Pere Aragonès becomes 132nd Catalan president

Pro-independence majority in parliament appoints the first head of government of the ERC party since the return to democracy

Catalan president Pere Aragonès (by Jordi play)
Catalan president Pere Aragonès (by Jordi play) / ACN

ACN | Barcelona

May 21, 2021 01:38 PM

Pere Aragonès was voted as the 132nd president of Catalonia by the pro-independence majority in parliament on Friday, ending a 3-month political deadlock and allowing him to lead a renewed coalition government.

Aragonès received the parliamentary support of 74 MPs, with 61 negative votes.

He garnered the support of his own party, left-wing Esquerra Republicana (ERC), as well as far-left CUP and Junts per Catalunya (JxCat), with the latter expected to enter the cabinet following a last-minute deal to avoid a snap election.
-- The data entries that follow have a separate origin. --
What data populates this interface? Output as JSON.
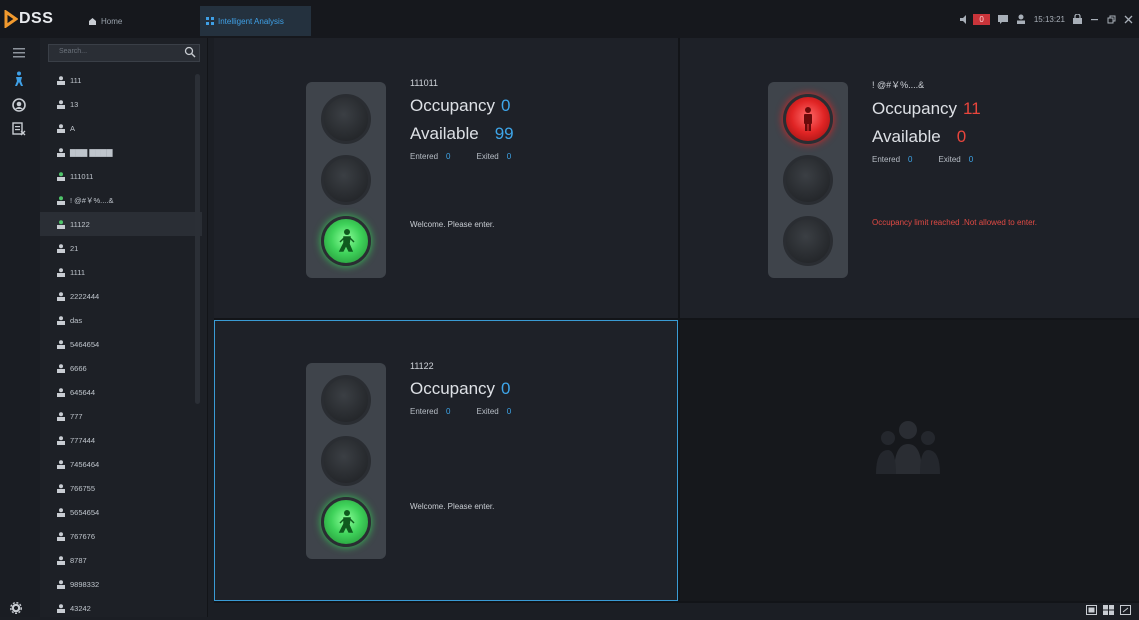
{
  "app": {
    "logo_text": "DSS"
  },
  "tabs": [
    {
      "label": "Home",
      "icon": "home-icon"
    },
    {
      "label": "Intelligent Analysis",
      "icon": "grid-icon"
    }
  ],
  "tray": {
    "alarm_count": "0",
    "time": "15:13:21"
  },
  "search": {
    "placeholder": "Search..."
  },
  "sidebar": {
    "items": [
      "111",
      "13",
      "A",
      "▇▇▇ ▇▇▇▇",
      "111011",
      "! @#￥%....&",
      "11122",
      "21",
      "1111",
      "2222444",
      "das",
      "5464654",
      "6666",
      "645644",
      "777",
      "777444",
      "7456464",
      "766755",
      "5654654",
      "767676",
      "8787",
      "9898332",
      "43242"
    ],
    "selected_index": 6
  },
  "panels": [
    {
      "name": "111011",
      "occupancy_label": "Occupancy",
      "occupancy": "0",
      "available_label": "Available",
      "available": "99",
      "entered_label": "Entered",
      "entered": "0",
      "exited_label": "Exited",
      "exited": "0",
      "message": "Welcome. Please enter.",
      "light": "green"
    },
    {
      "name": "! @#￥%....&",
      "occupancy_label": "Occupancy",
      "occupancy": "11",
      "available_label": "Available",
      "available": "0",
      "entered_label": "Entered",
      "entered": "0",
      "exited_label": "Exited",
      "exited": "0",
      "message": "Occupancy limit reached .Not allowed to enter.",
      "light": "red"
    },
    {
      "name": "11122",
      "occupancy_label": "Occupancy",
      "occupancy": "0",
      "entered_label": "Entered",
      "entered": "0",
      "exited_label": "Exited",
      "exited": "0",
      "message": "Welcome. Please enter.",
      "light": "green"
    }
  ],
  "colors": {
    "accent": "#3ea6ea",
    "alert": "#e8453c",
    "go": "#3fd25a"
  }
}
At 38, Aragonès is the youngest Catalan president in modern times and the first Esquerra Republicana member to hold the post with full executive powers since the 1930s, when a military coup overthrew the democratic regime to impose the Franco dictatorship. Before the transition to democracy in the 1970s, the title of Catalan president was passed down among exiled politicians.

In his inaugural address, Aragonès expressed his gratitude to Oriol Junqueras, the leader of ERC and former Catalan vice president serving a 13-year prison sentence for his role in the 2017 independence push.
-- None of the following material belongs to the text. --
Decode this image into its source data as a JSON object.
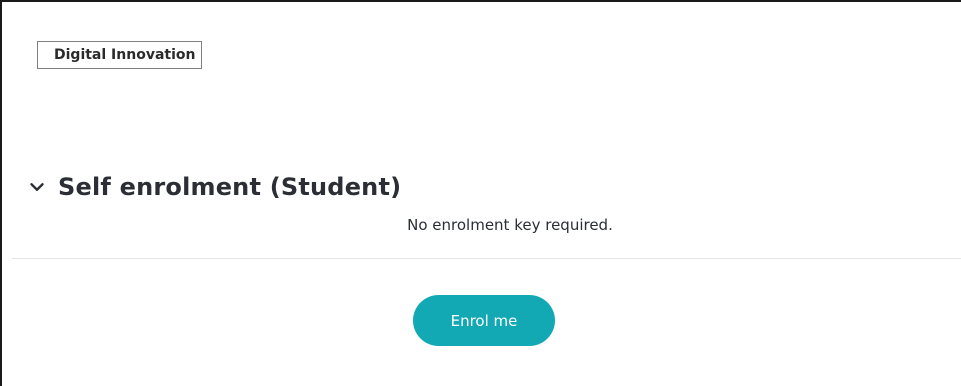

"I thank you for believing in me, for your support, commitment, and teachings," said Aragonès, with Junqueras being able to attend the ceremony in person while on a prison permit.

"I commit myself to carry out my duties with personal humility, collective ambition, and at the service of Catalan citizens," Aragonès said in his inaugural address.

Pro-independence election victory

The Aragonès administration will be supported by a pro-independence bloc that increased their parliamentary majority in the February 14 election, with ERC overtaking their ruling partners JxCat and tying at 33 seats with the unionist Socialist party, which won more votes.

Having surpassed 50% of the popular vote for the first time, pro-independence parties face the challenge of continuing to pursue their political goal while still suffering the consequences of the failed bid to hold a referendum and separate from Spain four years ago, with several politicians and activists either in prison or exiled.

Aragonès has defended the need to overcome political discrepancies and continue pursuing dialogue with the Spanish government as a means to achieving an amnesty and being able to exercise the right to self-determination—a strategy that other pro-independence parties believe will bear no fruits.

What comes next?

After the election of Aragonès in parliament, the chamber's speaker Laura Borràs is expected to officially notify the appointment to Spain's king, Felipe VI.

Over the next five days, Aragonès will be officially inaugurated in a swearing-in ceremony at the Palau de la Generalitat, the Catalan government headquarters in Barcelona.

He will then proceed with the appointment of his ministers, with the government deal reached between ERC and JxCat envisioning 14 different ministries split evenly, including a vice presidency for the latter.